TASK TO COMPLETE: The word "zuziawisniewskaya" marks the lines to report; pull each of them from the listing.

[RECORDS SUPPLIED — start]

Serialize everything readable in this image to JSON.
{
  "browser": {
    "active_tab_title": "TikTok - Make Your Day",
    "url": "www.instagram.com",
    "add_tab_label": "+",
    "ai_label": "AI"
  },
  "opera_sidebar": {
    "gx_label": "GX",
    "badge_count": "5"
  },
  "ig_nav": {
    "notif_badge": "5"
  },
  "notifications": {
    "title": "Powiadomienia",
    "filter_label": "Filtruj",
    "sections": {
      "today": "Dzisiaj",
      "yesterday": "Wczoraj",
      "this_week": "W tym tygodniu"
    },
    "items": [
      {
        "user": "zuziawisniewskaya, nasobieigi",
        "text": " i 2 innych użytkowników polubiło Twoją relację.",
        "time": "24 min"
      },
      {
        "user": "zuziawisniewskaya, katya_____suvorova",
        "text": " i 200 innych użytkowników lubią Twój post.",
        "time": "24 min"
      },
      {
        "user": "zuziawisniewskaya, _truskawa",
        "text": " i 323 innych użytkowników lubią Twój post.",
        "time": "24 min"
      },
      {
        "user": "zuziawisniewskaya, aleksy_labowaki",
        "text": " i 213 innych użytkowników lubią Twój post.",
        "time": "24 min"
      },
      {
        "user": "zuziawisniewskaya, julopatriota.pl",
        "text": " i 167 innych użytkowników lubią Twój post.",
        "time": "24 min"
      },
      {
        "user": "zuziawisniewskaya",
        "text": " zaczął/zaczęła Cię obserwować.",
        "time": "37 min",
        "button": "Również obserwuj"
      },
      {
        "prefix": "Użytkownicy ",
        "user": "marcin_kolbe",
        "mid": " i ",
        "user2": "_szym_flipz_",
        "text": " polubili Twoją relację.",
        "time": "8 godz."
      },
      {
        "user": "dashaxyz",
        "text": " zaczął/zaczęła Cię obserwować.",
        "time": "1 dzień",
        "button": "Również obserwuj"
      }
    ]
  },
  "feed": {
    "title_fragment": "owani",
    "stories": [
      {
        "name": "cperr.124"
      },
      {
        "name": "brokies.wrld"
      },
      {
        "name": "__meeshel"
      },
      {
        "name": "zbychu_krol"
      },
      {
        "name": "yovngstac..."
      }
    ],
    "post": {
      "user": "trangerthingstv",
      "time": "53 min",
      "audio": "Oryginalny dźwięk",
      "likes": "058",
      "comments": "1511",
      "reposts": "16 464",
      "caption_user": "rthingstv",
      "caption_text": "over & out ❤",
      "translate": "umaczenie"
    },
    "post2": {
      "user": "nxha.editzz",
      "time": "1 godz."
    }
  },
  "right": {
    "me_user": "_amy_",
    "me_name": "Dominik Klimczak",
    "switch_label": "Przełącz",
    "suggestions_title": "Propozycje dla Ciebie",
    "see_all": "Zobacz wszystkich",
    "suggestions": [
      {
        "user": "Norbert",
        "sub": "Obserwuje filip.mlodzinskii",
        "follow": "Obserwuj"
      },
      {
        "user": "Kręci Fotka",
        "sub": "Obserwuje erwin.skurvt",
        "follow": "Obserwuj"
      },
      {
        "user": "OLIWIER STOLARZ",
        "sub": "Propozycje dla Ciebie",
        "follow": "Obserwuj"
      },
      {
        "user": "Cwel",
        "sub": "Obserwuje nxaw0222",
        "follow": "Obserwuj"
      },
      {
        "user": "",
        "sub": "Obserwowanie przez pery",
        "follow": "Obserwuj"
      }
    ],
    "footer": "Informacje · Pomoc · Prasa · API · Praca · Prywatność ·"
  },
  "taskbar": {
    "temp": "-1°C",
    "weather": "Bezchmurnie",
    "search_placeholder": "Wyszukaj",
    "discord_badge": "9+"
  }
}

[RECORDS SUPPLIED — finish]

ANSWER SPACE:
        "user": "zuziawisniewskaya, nasobieigi",
        "user": "zuziawisniewskaya, katya_____suvorova",
        "user": "zuziawisniewskaya, _truskawa",
        "user": "zuziawisniewskaya, aleksy_labowaki",
        "user": "zuziawisniewskaya, julopatriota.pl",
        "user": "zuziawisniewskaya",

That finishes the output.